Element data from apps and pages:
◇ ◇ ◇

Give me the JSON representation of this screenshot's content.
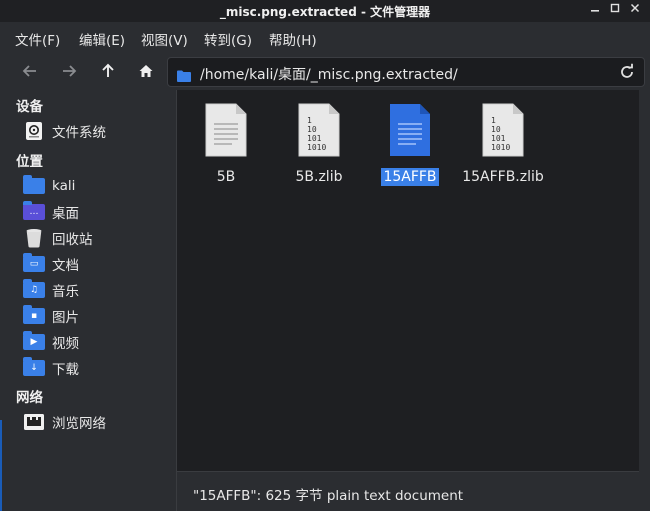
{
  "window": {
    "title": "_misc.png.extracted - 文件管理器"
  },
  "menu": [
    {
      "label": "文件(F)"
    },
    {
      "label": "编辑(E)"
    },
    {
      "label": "视图(V)"
    },
    {
      "label": "转到(G)"
    },
    {
      "label": "帮助(H)"
    }
  ],
  "toolbar": {
    "path": "/home/kali/桌面/_misc.png.extracted/"
  },
  "sidebar": {
    "devices_header": "设备",
    "devices": [
      {
        "label": "文件系统",
        "icon": "drive-icon"
      }
    ],
    "places_header": "位置",
    "places": [
      {
        "label": "kali",
        "icon": "home-folder-icon"
      },
      {
        "label": "桌面",
        "icon": "desktop-folder-icon"
      },
      {
        "label": "回收站",
        "icon": "trash-icon"
      },
      {
        "label": "文档",
        "icon": "documents-folder-icon"
      },
      {
        "label": "音乐",
        "icon": "music-folder-icon"
      },
      {
        "label": "图片",
        "icon": "pictures-folder-icon"
      },
      {
        "label": "视频",
        "icon": "videos-folder-icon"
      },
      {
        "label": "下载",
        "icon": "downloads-folder-icon"
      }
    ],
    "network_header": "网络",
    "network": [
      {
        "label": "浏览网络",
        "icon": "network-icon"
      }
    ]
  },
  "files": [
    {
      "name": "5B",
      "type": "text"
    },
    {
      "name": "5B.zlib",
      "type": "binary"
    },
    {
      "name": "15AFFB",
      "type": "text",
      "selected": true
    },
    {
      "name": "15AFFB.zlib",
      "type": "binary"
    }
  ],
  "status": {
    "text": "\"15AFFB\": 625 字节 plain text document"
  },
  "colors": {
    "accent": "#3a80e8",
    "window_bg": "#2b2d31",
    "view_bg": "#1e1f22"
  }
}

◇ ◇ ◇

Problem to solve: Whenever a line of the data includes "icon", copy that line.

Your solution:
        "icon": "drive-icon"
        "icon": "home-folder-icon"
        "icon": "desktop-folder-icon"
        "icon": "trash-icon"
        "icon": "documents-folder-icon"
        "icon": "music-folder-icon"
        "icon": "pictures-folder-icon"
        "icon": "videos-folder-icon"
        "icon": "downloads-folder-icon"
        "icon": "network-icon"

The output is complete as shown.